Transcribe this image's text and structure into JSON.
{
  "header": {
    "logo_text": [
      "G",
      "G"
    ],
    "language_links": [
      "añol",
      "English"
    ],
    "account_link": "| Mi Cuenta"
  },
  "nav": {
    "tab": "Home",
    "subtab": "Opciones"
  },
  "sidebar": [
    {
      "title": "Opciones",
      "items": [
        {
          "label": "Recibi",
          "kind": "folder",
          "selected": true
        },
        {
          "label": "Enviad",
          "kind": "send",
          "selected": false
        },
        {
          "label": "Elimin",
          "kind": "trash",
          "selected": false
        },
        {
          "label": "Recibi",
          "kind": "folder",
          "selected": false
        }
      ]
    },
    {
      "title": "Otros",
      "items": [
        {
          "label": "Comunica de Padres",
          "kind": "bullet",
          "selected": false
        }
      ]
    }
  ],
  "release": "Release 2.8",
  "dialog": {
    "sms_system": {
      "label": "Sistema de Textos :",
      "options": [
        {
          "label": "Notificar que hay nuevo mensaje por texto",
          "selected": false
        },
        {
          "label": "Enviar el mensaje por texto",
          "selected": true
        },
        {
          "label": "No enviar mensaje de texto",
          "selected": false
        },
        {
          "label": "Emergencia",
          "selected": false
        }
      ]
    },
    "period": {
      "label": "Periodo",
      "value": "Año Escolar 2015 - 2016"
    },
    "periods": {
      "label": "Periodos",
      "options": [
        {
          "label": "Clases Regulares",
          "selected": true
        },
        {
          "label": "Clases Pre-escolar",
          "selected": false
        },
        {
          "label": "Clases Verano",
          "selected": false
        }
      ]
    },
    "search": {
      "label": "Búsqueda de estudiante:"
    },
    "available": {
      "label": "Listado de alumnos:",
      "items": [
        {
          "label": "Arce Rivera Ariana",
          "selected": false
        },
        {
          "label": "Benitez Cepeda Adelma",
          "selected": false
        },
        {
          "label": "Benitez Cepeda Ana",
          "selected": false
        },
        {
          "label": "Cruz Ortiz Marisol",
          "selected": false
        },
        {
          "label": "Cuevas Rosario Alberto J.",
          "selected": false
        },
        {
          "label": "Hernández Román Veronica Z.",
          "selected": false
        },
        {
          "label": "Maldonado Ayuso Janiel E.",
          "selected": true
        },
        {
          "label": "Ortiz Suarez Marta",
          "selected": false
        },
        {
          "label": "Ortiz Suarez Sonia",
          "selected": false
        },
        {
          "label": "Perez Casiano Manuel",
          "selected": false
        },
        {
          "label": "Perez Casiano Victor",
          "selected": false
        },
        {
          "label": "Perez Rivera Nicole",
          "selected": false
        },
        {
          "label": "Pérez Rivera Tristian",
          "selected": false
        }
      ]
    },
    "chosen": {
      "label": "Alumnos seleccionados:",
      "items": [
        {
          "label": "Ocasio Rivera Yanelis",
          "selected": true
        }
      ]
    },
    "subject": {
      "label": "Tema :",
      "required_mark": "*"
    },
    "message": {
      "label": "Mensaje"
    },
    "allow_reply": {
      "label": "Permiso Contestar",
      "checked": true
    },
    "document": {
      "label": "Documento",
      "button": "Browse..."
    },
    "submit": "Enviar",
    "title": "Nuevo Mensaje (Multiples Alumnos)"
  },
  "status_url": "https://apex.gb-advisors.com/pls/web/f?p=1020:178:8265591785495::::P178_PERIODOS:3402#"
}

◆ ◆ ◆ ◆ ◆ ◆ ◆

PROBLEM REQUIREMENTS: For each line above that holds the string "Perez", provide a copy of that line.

OUTPUT:
          "label": "Perez Casiano Manuel",
          "label": "Perez Casiano Victor",
          "label": "Perez Rivera Nicole",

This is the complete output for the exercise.